I like a challenge, don’t you?
You can do a lot of fun things in the desert just North of the Mexican/US border. It’s gorgeous here, and just dangerous enough to keep you in the moment.
Borders are for crossing. Tacos at Falcon’s in Boquillas, shopping in Ojinaga, nature hikes in San Carlos, enchiladas at Los Comales in OJ. Big Bend National Park and Big Bend Ranch State Park are nearby, although they both kinda look like my back yard so I don’t visit as often as I should.
Full moon parties at Terlingua Ranch, dinner with friends at the Starlight Theatre in Terlingua, pissing in the pool at Lajitas…
No shortage of possibilities here.
But, create music for movies, videos, TV shows, games? Don’t you have to be in L.A. or New York for that? More importantly, don’t you have to KNOW somebody in the business to make a living writing music for the business?
Let’s find out.
Here’s my first batch of production music. It’s a pitch for a TV show that will be shooting in the neighborhood.

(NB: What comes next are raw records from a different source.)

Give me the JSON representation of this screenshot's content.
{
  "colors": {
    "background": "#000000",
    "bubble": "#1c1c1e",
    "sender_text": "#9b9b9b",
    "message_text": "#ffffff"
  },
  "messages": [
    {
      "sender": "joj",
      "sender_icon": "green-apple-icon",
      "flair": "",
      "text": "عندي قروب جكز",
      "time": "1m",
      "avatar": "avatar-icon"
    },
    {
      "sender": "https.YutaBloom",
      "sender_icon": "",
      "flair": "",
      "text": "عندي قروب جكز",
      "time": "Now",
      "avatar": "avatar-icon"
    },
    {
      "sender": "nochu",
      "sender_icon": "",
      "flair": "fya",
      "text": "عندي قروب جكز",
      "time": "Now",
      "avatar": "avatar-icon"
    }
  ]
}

In the last two and a half weeks, I wrote, recorded, mixed and mastered 30 pieces of music. These are the 11 that I’m guessing would work in the show, but that’s based on reading the book the show is based on.
Unless I have a firm mandate, I never know what I’m going to write. I spent several years getting paid really well for writing new age music, and I knew it was going to have a certain theme and be certain length and have a predetermined number of beats per minute.

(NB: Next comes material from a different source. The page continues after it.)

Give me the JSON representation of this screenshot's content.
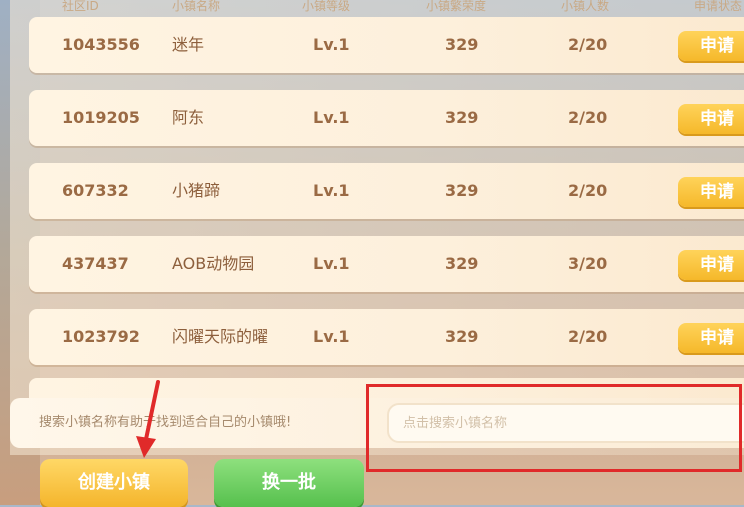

Without that mandate, you just never know. My music tends to fall into three categories; electronic, blues, and country.
I was introduced to electronic composition in 1974 as a music student at what was known as North Texas State University in Denton, Texas. There was a music lab with what I was told was the third ever produced Moog modular synthesizer, a couple of tape recorders, and a poster on the wall that said, “the availability of a given patch-cord is inversely proportional to your need for it.”
I also got a degree in blues working with W.C. Clark in the early 1980’s in Austin, Texas.

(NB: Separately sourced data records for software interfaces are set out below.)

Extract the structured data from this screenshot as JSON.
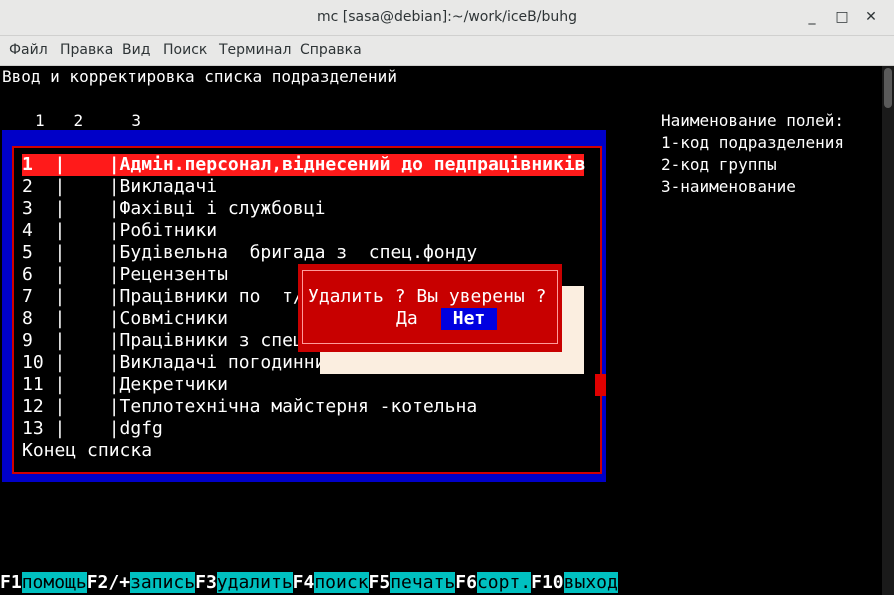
{
  "window": {
    "title": "mc [sasa@debian]:~/work/iceB/buhg",
    "minimize_glyph": "_",
    "maximize_glyph": "□",
    "close_glyph": "✕"
  },
  "menu": [
    "Файл",
    "Правка",
    "Вид",
    "Поиск",
    "Терминал",
    "Справка"
  ],
  "screen": {
    "heading": "Ввод и корректировка списка подразделений",
    "column_numbers": "1   2     3",
    "field_names": {
      "title": "Наименование полей:",
      "items": [
        "1-код подразделения",
        "2-код группы",
        "3-наименование"
      ]
    }
  },
  "list": {
    "rows": [
      "1  |    |Адмін.персонал,віднесений до педпрацівників",
      "2  |    |Викладачі",
      "3  |    |Фахівці і службовці",
      "4  |    |Робітники",
      "5  |    |Будівельна  бригада з  спец.фонду",
      "6  |    |Рецензенты",
      "7  |    |Працівники по  т/",
      "8  |    |Совмісники",
      "9  |    |Працівники з спец",
      "10 |    |Викладачі погодинни",
      "11 |    |Декретчики",
      "12 |    |Теплотехнічна майстерня -котельна",
      "13 |    |dgfg"
    ],
    "end_label": "Конец списка"
  },
  "dialog": {
    "question": "Удалить ? Вы уверены ?",
    "yes": "Да",
    "no": "Нет"
  },
  "fkeys": [
    {
      "key": "F1",
      "label": "помощь"
    },
    {
      "key": "F2/+",
      "label": "запись"
    },
    {
      "key": "F3",
      "label": "удалить"
    },
    {
      "key": "F4",
      "label": "поиск"
    },
    {
      "key": "F5",
      "label": "печать"
    },
    {
      "key": "F6",
      "label": "сорт."
    },
    {
      "key": "F10",
      "label": "выход"
    }
  ],
  "colors": {
    "frame_blue": "#0000c8",
    "frame_red": "#d00000",
    "selection_red": "#ff1a1a",
    "dialog_red": "#c80000",
    "button_blue": "#0000e0",
    "fkey_label_cyan": "#00c0c0"
  }
}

We’d play Antone’s (On Guadalupe) on Thursdays. The weekend performers often arrived a day early and, after a brief meeting in Clifford’s office, might be inspired to jam. I sat behind my keyboards and went to school as Hubert Sumlin, for example, played with us to a small crowd. There was a new lesson several times a week: Stevie Ray Vaughan, B.B. King, Jimmie Vaughan, and the whole Chicago gang.
After a couple of years of that, I picked up W.C.’s guitar and hit a lick- after hours at Antone’s – and he informed me it was about time I got my own band. So I did. I also got a German record label, a few European agents, and had a lovely decade or so playing blues guitar and singing in castles, plazas, dungeons, clubs, and concert halls from Germany to Sweden and from Bogner Regis to the Isle of Arran.
And country- if you were a musician in Texas with decent chops and a need for easy cash, you could always get a gig in a country dance hand. I started out in the joints on Spencer Highway in Houston when I was 16 years old, backed up Hank Thompson on a flat-bed trailer at a rodeo in Snook, Texas, in my early 20’s, rode the Urban Cowboy wave and played nearly every VFW Hall, Dance Hall and beer joint from Lubbock to Beaumont.
Fast forward a few decades, and here I am in an off-the-grid cabin a few miles off the paved road just North of Terlingua. I’ve got instruments, microphones, a computer and a lifetime of experience loving and making music.
I do not have an agent, a music library connection, a gig, or- most likely- a clue.
This should be fun.